The Margarets, by Sheri S. Tepper. Her long awaited "next" book, after The Companions, though not a sequel. This novel concerns a future Earth, massively over-populated and ecologically barren, and a number of other starfaring races, some of which like the Earthians and are inclined to help them, others of which would like to see humans permanently removed from the universe. The problem is, if the humans can't reduce their population and start rebuilding the earth's ecosystem, they will be wiped out (the full reasons are more complicated -- read the book!). Anyway, the main character is Margaret Bain and six other people who also once were Margaret Bain, but whose histories split off at a key point in her past. The solution will be for one person to walk seven roads which are one road. Tepper handles the multiple narrators well and the story moves along smoothly to its almost inevitable conclusion. If you liked Tepper's earlier work, then you will find this book to be along similar lines: an interesting story, interesting characters, a situation that turns out to be rather different than it first appears. Tepper does have an agenda, as she does in most of her books, but I think she manages to present her views without overwhelming the story or getting excessively preachy. I enjoyed this book.

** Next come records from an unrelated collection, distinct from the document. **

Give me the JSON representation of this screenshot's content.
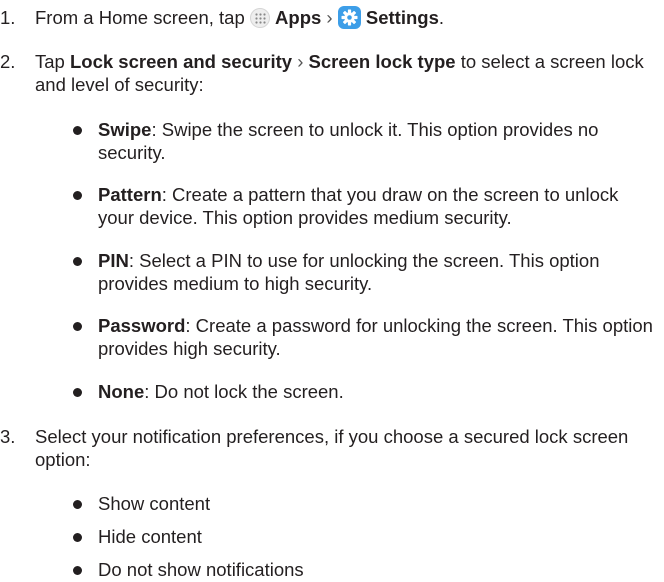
{
  "steps": [
    {
      "number": "1.",
      "parts": {
        "a": "From a Home screen, tap ",
        "apps": "Apps",
        "sep": " › ",
        "settings": "Settings",
        "end": "."
      },
      "icons": [
        "apps-grid-icon",
        "settings-gear-icon"
      ]
    },
    {
      "number": "2.",
      "parts": {
        "a": "Tap ",
        "lock_screen": "Lock screen and security",
        "sep": " › ",
        "lock_type": "Screen lock type",
        "rest": " to select a screen lock and level of security:"
      },
      "bullets": [
        {
          "term": "Swipe",
          "desc": ": Swipe the screen to unlock it. This option provides no security."
        },
        {
          "term": "Pattern",
          "desc": ": Create a pattern that you draw on the screen to unlock your device. This option provides medium security."
        },
        {
          "term": "PIN",
          "desc": ": Select a PIN to use for unlocking the screen. This option provides medium to high security."
        },
        {
          "term": "Password",
          "desc": ": Create a password for unlocking the screen. This option provides high security."
        },
        {
          "term": "None",
          "desc": ": Do not lock the screen."
        }
      ]
    },
    {
      "number": "3.",
      "text": "Select your notification preferences, if you choose a secured lock screen option:",
      "bullets": [
        {
          "text": "Show content"
        },
        {
          "text": "Hide content"
        },
        {
          "text": "Do not show notifications"
        }
      ]
    }
  ]
}
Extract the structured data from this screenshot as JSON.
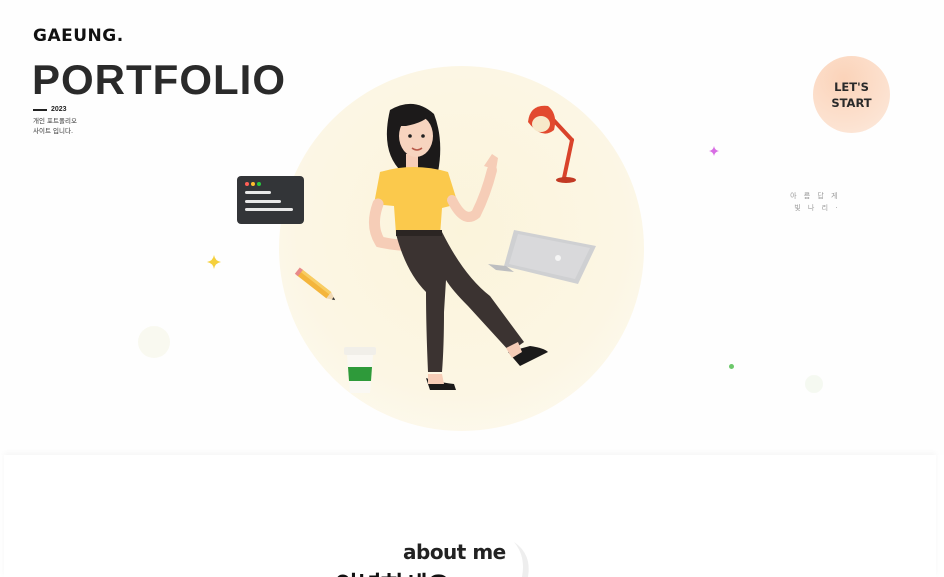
{
  "brand": {
    "logo_text": "GAEUNG."
  },
  "hero": {
    "title": "PORTFOLIO",
    "year": "2023",
    "description_line1": "개인 포트폴리오",
    "description_line2": "사이트 입니다."
  },
  "cta": {
    "line1": "LET'S",
    "line2": "START"
  },
  "side_text": {
    "line1": "아 름 답 게",
    "line2": "빛 나 리 ·"
  },
  "about": {
    "label": "about me",
    "heading": "안녕하세요"
  },
  "colors": {
    "sun": "#fcf6e4",
    "cta_bg": "#fce3d2",
    "shirt": "#fbc94c",
    "pants": "#3b3331",
    "lamp": "#d9432b",
    "cup_band": "#2e9a3a"
  },
  "icons": [
    "code-window-icon",
    "pencil-icon",
    "coffee-cup-icon",
    "desk-lamp-icon",
    "laptop-icon",
    "sparkle-icon"
  ]
}
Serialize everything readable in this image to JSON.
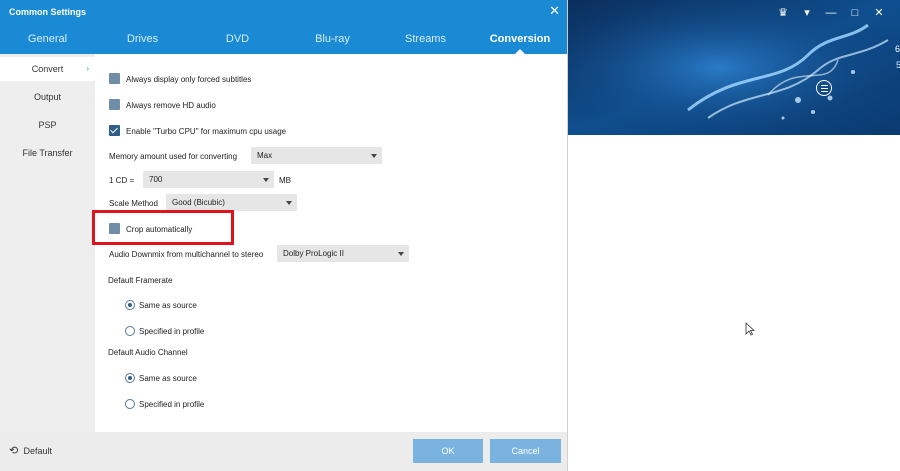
{
  "dialog": {
    "title": "Common Settings",
    "close_icon": "✕"
  },
  "tabs": [
    {
      "label": "General"
    },
    {
      "label": "Drives"
    },
    {
      "label": "DVD"
    },
    {
      "label": "Blu-ray"
    },
    {
      "label": "Streams"
    },
    {
      "label": "Conversion",
      "active": true
    }
  ],
  "sidebar": {
    "items": [
      {
        "label": "Convert",
        "active": true
      },
      {
        "label": "Output"
      },
      {
        "label": "PSP"
      },
      {
        "label": "File Transfer"
      }
    ]
  },
  "options": {
    "forced_subtitles": {
      "label": "Always display only forced subtitles",
      "checked": false
    },
    "remove_hd_audio": {
      "label": "Always remove HD audio",
      "checked": false
    },
    "turbo_cpu": {
      "label": "Enable \"Turbo CPU\" for maximum cpu usage",
      "checked": true
    },
    "memory": {
      "label": "Memory amount used for converting",
      "value": "Max"
    },
    "cd_size": {
      "label": "1 CD =",
      "value": "700",
      "unit": "MB"
    },
    "scale_method": {
      "label": "Scale Method",
      "value": "Good (Bicubic)"
    },
    "crop_auto": {
      "label": "Crop automatically",
      "checked": false
    },
    "audio_downmix": {
      "label": "Audio Downmix from multichannel to stereo",
      "value": "Dolby ProLogic II"
    },
    "framerate": {
      "heading": "Default Framerate",
      "options": [
        {
          "label": "Same as source",
          "selected": true
        },
        {
          "label": "Specified in profile",
          "selected": false
        }
      ]
    },
    "audio_channel": {
      "heading": "Default Audio Channel",
      "options": [
        {
          "label": "Same as source",
          "selected": true
        },
        {
          "label": "Specified in profile",
          "selected": false
        }
      ]
    }
  },
  "footer": {
    "default_label": "Default",
    "ok_label": "OK",
    "cancel_label": "Cancel"
  },
  "colors": {
    "accent": "#1a8ad4",
    "highlight": "#e0121c",
    "button": "#7ab3e0"
  },
  "bgapp": {
    "edge_text": "6",
    "edge_text2": "5"
  }
}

Mother Feral's Love, by Lawrence Barker. Barker, a long-time friend, is primarily a horror writer, and while this book would likely be considered fantasy, there are still some hints of his horror roots in it. For example, his almost loving description of a particularly gruesome execution of a street criminal, still makes me cringe a bit just thinking about it. However, such details aside, this novel takes an outsider character, a "Feral" (sort of hybrid between human and flesh eating ghul) and makes her the lead in what is basically an amateur detective story. Evrandal must find out who really killed the alchemist so she can save her daughter from a short, unpleasant life in the mines. The daughter is being raised by a healer friend who has been arrested for the murder of said alchemist. The trouble is, no one really wants to talk to Evrandal and very few people are inclined to help her, leaving her to take desparate measures in her quest. The world is a bleak one, a city in the desert, surrounded by mountains full of howling ghuls. The technology level is very low, artificially low, as it turns out, and Evrandal ends up caught up in the middle of political manuevaring between city law enforcement, the city shrine, and the heretics. Through sheer determination, she manages to pull off a minor miracle, freeing both her friend and her daughter, but at a price. If you're ready for something different in the way of fantasy, with a true outsider as the main character, you might give this one a try; but if you're at all squeamish, don't say I didn't warn you. Just take a look at Barker's earlier books, if you don't believe me. (Previous books: Renfield and I'll Take My Stand, neither of which are for the squeamish.)